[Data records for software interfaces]
Segment Open
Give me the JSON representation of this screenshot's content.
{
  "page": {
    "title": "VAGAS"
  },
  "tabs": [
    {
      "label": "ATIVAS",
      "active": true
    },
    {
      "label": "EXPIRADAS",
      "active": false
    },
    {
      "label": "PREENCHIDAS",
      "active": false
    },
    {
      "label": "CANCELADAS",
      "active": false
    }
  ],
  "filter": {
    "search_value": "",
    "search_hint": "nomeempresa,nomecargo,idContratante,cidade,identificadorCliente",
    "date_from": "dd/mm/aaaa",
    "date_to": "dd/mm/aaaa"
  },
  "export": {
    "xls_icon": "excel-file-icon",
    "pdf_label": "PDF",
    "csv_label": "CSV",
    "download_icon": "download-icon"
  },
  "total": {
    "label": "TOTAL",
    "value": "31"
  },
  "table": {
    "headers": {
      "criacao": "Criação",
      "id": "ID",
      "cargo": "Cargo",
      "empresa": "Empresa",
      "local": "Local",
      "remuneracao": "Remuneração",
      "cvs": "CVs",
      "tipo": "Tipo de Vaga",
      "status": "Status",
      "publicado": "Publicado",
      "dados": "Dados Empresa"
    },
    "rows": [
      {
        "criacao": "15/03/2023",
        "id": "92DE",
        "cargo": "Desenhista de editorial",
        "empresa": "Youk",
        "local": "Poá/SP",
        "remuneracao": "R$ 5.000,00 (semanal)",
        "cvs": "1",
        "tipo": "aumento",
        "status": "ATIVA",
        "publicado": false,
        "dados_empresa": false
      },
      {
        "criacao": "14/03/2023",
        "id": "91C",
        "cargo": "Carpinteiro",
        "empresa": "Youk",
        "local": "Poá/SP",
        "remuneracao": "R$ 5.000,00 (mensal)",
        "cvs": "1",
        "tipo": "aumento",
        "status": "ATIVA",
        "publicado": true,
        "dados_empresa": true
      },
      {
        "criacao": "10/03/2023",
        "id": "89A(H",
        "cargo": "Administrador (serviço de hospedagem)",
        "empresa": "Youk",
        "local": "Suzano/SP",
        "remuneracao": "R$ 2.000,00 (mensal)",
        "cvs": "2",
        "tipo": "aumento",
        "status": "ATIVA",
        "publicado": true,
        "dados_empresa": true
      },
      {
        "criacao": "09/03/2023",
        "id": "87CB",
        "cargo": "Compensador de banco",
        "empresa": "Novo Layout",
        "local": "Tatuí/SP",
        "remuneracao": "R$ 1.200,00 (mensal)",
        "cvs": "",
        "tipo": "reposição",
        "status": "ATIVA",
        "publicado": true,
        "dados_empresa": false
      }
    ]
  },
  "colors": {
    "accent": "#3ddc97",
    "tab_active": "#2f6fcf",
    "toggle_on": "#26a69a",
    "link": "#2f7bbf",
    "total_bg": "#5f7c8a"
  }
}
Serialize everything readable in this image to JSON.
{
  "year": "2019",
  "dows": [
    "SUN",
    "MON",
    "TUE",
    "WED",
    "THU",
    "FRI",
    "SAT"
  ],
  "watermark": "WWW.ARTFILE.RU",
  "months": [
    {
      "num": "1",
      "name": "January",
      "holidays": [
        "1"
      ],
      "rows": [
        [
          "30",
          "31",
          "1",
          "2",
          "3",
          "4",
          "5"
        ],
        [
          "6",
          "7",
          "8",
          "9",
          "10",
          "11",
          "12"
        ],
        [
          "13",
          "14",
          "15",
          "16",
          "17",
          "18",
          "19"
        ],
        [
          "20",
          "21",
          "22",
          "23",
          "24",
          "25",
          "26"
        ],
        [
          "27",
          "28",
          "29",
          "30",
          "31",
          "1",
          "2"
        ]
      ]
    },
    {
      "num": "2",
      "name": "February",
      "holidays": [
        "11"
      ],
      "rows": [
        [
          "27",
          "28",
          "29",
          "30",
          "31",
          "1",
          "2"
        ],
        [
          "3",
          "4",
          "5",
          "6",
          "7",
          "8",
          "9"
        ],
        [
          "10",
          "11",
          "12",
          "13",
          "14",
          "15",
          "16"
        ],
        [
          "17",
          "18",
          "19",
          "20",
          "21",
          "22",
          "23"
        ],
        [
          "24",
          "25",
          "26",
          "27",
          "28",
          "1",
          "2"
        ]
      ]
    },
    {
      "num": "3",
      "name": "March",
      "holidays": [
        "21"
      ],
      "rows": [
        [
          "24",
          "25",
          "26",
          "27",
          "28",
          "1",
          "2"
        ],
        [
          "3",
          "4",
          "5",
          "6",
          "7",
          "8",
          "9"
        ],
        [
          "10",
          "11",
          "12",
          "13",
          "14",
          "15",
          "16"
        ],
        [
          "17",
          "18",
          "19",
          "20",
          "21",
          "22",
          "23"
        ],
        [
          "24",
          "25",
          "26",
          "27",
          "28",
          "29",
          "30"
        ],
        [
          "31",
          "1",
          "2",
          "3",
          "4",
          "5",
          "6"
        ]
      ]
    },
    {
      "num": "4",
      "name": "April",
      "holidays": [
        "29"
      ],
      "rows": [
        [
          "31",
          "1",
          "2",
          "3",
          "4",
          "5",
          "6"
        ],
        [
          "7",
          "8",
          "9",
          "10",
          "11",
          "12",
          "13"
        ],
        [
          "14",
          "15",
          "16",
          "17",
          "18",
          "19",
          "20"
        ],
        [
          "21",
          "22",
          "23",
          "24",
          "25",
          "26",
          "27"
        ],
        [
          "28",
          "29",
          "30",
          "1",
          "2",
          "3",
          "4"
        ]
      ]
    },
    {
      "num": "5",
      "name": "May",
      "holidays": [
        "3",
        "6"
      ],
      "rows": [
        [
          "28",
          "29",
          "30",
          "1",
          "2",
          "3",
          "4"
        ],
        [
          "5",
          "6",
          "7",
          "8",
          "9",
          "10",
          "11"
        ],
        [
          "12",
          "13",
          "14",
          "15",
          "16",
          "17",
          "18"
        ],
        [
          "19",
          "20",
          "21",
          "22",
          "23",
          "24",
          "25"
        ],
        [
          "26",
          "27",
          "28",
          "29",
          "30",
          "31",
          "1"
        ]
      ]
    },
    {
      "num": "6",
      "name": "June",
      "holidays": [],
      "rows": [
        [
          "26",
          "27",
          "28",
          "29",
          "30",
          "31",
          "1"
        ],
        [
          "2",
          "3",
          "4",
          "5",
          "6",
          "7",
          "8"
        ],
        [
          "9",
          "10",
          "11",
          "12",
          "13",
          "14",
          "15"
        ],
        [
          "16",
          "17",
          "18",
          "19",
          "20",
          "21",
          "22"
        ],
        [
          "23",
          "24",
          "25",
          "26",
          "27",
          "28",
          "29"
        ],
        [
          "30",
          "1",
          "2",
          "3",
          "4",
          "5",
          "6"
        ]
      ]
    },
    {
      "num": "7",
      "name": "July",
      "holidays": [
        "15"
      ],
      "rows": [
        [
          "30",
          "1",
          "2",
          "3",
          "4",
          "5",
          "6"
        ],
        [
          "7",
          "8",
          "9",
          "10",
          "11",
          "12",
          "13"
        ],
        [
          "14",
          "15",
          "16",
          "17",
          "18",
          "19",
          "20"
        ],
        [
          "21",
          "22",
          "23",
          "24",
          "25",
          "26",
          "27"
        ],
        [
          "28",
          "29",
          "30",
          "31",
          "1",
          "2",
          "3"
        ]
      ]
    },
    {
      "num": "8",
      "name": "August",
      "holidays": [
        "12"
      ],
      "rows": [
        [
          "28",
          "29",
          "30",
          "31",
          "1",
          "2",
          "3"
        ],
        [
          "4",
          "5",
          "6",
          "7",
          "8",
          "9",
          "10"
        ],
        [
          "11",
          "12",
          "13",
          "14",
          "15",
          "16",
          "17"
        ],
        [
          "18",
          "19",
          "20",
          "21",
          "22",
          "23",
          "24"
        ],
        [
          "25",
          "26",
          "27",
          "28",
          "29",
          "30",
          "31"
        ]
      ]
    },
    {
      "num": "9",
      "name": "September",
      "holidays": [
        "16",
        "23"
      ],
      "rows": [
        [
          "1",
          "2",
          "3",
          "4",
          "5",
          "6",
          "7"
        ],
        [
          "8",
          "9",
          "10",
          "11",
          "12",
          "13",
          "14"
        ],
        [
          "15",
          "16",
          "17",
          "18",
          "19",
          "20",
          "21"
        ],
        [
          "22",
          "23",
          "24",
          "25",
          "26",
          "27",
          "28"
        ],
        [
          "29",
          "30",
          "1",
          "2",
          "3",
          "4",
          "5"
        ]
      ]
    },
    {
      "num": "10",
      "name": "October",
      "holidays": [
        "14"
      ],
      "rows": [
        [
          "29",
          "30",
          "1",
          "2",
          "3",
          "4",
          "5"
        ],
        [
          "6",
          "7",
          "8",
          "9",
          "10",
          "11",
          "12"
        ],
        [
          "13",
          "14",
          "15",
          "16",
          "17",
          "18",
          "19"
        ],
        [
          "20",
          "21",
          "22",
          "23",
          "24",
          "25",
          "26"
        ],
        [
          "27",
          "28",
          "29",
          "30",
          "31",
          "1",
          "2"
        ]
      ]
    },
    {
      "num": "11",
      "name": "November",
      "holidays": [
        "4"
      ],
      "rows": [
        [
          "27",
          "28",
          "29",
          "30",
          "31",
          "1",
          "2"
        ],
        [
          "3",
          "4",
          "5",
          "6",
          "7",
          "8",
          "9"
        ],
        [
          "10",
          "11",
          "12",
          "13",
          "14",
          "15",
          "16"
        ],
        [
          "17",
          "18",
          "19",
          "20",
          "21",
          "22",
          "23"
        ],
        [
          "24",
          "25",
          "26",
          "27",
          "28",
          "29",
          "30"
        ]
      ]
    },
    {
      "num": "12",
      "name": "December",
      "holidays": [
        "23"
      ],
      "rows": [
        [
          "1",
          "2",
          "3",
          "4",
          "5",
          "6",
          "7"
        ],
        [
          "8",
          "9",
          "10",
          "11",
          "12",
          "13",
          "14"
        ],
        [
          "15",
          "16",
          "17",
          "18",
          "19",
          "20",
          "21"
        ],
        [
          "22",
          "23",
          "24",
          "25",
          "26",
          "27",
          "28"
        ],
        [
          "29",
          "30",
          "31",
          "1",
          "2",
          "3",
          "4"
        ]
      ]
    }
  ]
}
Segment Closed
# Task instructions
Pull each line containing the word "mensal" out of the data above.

# Result below
        "remuneracao": "R$ 5.000,00 (mensal)",
        "remuneracao": "R$ 2.000,00 (mensal)",
        "remuneracao": "R$ 1.200,00 (mensal)",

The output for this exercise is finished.